Could you write out all the records once more, exactly?

╭─ Data

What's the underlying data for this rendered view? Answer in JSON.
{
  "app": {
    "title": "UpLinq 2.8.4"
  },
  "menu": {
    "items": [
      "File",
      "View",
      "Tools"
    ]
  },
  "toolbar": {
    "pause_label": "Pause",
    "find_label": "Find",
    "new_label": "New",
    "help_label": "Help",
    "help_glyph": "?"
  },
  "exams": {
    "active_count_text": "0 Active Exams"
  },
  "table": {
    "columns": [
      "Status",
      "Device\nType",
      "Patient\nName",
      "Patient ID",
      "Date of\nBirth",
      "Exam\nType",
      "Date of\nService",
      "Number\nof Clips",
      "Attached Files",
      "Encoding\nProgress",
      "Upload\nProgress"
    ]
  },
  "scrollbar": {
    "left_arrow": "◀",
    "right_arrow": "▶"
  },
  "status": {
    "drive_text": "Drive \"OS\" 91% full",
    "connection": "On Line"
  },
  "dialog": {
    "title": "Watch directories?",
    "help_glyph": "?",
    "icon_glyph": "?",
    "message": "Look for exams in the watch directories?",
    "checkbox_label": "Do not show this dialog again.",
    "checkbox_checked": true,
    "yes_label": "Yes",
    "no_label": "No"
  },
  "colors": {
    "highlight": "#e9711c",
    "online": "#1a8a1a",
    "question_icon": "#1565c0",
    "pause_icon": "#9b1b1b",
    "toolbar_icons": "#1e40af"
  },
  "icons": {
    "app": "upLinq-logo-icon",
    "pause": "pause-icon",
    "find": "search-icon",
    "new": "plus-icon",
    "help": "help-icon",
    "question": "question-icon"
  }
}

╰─

Written answer =>
What's the underlying data for this rendered view? Answer in JSON.
{
  "app": {
    "title": "UpLinq 2.8.4"
  },
  "menu": {
    "items": [
      "File",
      "View",
      "Tools"
    ]
  },
  "toolbar": {
    "pause_label": "Pause",
    "find_label": "Find",
    "new_label": "New",
    "help_label": "Help",
    "help_glyph": "?"
  },
  "exams": {
    "active_count_text": "0 Active Exams"
  },
  "table": {
    "columns": [
      "Status",
      "Device\nType",
      "Patient\nName",
      "Patient ID",
      "Date of\nBirth",
      "Exam\nType",
      "Date of\nService",
      "Number\nof Clips",
      "Attached Files",
      "Encoding\nProgress",
      "Upload\nProgress"
    ]
  },
  "scrollbar": {
    "left_arrow": "◀",
    "right_arrow": "▶"
  },
  "status": {
    "drive_text": "Drive \"OS\" 91% full",
    "connection": "On Line"
  },
  "dialog": {
    "title": "Watch directories?",
    "help_glyph": "?",
    "icon_glyph": "?",
    "message": "Look for exams in the watch directories?",
    "checkbox_label": "Do not show this dialog again.",
    "checkbox_checked": true,
    "yes_label": "Yes",
    "no_label": "No"
  },
  "colors": {
    "highlight": "#e9711c",
    "online": "#1a8a1a",
    "question_icon": "#1565c0",
    "pause_icon": "#9b1b1b",
    "toolbar_icons": "#1e40af"
  },
  "icons": {
    "app": "upLinq-logo-icon",
    "pause": "pause-icon",
    "find": "search-icon",
    "new": "plus-icon",
    "help": "help-icon",
    "question": "question-icon"
  }
}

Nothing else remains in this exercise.